Using a sound card for doing measurements seems tempting because a good sound card may already be available and this would double as measurement equipment free of charge. A sound card is designed for low voltage level input and output and this restricts the measurement range to line level signals. For testing power amplifiers, an attenuator network would be required at the sound card input.

I investigated some sound cards for building my own budget measurement setup and found the audio performance to be totally unsuitable. I had the ESI U24 XL at home, which fails to meet even the most basic audio quality standards. I bought the Focusrite Scarlet 2i2 because I heard positive reviews from DIYers who used this sound card for doing measurements. I found the Focusrite sound card to be only marginally better than the ESI and returned it.

Sound cards are simply not designed to deliver performance high enough to be used as measurement equipment. In case the device under test has significantly more distortion than the sound card, sound cards may still be an option. For example for measuring loudspeakers.

I gave up on the idea using a sound card as part of my lab equipment until I bought the Topping D10 balanced. This DAC delivers pretty good performance for a reasonable price. Distortion is low enough to not swamp the distortion of the DUT.

And I came across a very promising ADC: The E1DA Cosmos ADC. As the name implies, this is an ADC only, but designed to be suitable for audio measurements. Here is a review of the E1DA Cosmos ADC. And there is a discussion about the E1DA Cosmos ADC on Audiosciencereview. According to the reviews, performance seems very good. The only minor drawback seems the low input impedance.
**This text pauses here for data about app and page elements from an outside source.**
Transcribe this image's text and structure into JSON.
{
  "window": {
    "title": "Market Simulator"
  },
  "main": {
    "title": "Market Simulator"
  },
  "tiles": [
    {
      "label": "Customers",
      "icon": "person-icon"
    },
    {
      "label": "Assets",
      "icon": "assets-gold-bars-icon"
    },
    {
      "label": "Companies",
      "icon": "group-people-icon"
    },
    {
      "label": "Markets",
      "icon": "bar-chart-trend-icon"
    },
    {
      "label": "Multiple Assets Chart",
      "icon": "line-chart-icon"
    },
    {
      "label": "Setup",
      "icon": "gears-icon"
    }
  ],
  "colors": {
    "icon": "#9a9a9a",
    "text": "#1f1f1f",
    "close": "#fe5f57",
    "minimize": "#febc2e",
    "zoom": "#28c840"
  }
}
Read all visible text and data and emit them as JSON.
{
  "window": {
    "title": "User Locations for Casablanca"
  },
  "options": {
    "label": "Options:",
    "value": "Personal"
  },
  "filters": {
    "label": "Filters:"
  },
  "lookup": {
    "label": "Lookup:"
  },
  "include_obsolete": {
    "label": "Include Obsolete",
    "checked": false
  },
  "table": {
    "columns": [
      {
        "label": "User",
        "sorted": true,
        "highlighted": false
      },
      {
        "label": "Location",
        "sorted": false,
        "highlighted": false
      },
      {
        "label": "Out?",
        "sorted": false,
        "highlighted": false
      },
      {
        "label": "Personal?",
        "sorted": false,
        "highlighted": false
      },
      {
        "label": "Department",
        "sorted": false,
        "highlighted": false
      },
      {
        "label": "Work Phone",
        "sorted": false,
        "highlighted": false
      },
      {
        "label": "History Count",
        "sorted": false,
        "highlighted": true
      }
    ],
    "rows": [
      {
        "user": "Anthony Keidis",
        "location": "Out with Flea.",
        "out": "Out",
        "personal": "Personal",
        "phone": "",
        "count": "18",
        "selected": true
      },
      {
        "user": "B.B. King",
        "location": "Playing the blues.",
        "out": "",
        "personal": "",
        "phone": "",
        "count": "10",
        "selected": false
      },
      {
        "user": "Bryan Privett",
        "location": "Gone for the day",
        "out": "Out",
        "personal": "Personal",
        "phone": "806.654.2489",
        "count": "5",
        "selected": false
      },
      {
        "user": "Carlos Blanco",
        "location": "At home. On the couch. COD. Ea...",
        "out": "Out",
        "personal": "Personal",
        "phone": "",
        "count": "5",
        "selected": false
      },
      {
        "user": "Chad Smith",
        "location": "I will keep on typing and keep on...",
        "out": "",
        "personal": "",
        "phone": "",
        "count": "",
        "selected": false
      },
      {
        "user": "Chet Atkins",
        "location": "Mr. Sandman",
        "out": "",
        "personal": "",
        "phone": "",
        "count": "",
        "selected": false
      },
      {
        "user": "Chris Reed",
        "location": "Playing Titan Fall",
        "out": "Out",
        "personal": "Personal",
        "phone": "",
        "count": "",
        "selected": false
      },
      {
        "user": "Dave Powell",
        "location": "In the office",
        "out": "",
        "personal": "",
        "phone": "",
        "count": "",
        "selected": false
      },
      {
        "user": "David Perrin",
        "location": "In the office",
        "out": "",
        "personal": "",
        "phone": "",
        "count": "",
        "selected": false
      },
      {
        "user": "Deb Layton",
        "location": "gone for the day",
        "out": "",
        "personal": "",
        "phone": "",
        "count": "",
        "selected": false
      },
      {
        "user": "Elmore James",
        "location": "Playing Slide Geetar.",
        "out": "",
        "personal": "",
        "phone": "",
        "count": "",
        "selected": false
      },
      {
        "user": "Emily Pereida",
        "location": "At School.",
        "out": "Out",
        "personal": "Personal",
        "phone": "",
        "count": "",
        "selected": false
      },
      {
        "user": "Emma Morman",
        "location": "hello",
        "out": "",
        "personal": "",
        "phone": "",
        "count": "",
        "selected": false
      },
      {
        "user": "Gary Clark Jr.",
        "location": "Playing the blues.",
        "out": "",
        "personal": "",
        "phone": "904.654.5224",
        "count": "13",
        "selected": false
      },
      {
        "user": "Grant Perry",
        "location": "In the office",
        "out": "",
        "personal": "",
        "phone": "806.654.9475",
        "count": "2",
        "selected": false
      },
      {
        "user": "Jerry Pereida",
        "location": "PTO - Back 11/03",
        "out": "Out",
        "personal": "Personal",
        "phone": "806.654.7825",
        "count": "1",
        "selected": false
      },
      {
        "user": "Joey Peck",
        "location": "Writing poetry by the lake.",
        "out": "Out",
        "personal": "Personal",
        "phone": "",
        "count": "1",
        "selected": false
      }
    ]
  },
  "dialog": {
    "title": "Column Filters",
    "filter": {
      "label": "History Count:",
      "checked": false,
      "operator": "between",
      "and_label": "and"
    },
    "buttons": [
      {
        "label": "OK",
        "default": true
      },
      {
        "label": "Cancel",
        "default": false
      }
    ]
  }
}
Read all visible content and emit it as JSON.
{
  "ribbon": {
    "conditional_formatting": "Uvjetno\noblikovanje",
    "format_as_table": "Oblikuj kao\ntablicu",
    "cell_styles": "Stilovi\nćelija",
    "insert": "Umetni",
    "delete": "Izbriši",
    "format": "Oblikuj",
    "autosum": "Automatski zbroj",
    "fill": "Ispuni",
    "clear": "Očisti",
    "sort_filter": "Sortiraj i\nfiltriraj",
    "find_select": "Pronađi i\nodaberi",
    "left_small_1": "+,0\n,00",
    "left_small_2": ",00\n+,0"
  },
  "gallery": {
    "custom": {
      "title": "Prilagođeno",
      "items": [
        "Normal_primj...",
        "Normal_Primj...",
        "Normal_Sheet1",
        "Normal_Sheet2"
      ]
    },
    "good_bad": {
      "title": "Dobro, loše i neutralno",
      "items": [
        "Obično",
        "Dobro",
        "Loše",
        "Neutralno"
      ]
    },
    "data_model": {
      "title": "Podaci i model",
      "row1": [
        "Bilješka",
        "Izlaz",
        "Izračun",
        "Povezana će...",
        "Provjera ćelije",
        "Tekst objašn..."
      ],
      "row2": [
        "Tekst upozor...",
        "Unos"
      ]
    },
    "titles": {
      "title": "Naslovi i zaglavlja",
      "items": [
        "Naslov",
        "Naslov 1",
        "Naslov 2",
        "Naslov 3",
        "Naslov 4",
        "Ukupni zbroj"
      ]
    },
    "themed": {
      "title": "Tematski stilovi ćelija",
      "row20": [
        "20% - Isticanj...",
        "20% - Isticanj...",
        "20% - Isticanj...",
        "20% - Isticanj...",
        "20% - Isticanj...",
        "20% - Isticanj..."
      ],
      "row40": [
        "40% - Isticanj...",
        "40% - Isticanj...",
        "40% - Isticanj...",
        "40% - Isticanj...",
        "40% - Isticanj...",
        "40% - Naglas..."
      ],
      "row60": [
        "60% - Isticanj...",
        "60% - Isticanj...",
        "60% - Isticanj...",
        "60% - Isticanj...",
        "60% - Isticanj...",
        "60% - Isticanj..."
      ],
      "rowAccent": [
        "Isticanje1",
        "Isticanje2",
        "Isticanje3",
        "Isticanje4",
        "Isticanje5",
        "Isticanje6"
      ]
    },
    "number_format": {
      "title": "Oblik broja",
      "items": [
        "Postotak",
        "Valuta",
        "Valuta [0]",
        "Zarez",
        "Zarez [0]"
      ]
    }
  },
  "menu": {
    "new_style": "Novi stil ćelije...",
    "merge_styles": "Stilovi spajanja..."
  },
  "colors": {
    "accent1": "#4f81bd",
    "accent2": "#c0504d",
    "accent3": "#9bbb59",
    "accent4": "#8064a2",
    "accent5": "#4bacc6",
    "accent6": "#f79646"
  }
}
I bought an E1DA ADC and can confirm it is very good. Here is my review of the E1DA Cosmos ADC.

Topping D10 balanced DAC and E1DA Cosmos ADC

I bought the Topping D10 balanced DAC and the E1DA Cosmos ADC both for listening or recording music and also for dual use as measurement equipment in my audio electronics lab.

Below are some plots recorded with REW. Both devices were run with 192kHz sample rate. The E1DA Cosmos ADC was set to mono mode and the XLR input was set to allow 10VRMS, which loads the DAC with 3.48kΩ impedance.

The plots speak for themselves: Low noise floor and distortion make this setup useful for testing power amplifiers. The E1DA ADC has ten times less distortion than the Topping DAC. I don't like the multitude of spikes in the higher frequency range. There would be DACs with better performance, but not in this price class.

Signal generators

Samuel Groner has made a helpful comparison of low distortion oscillators.


Audio Precision supports sound cards as measurement equipment and recommends this only for applications where the device under test has significant more distortion than the sound card, like loudspeakers.

I find REW easy to set up and use. While REW is optimized for room acoustics, it can also be used for some general audio measurement setups.

ARTA (Audio Real Time Analysis) is also a very popular software for doing audio measurements. The software is commercial, but allows a free demo mode. I have not used ARTA yet since I'm happy with REW. With a personal license available for 79€ this would be an affordable option though.

AudioTester is another option I haven't had a closer look at yet.


It is no surprise that good measurement equipment costs accordingly. However, there is good equipment available for a rather low budget.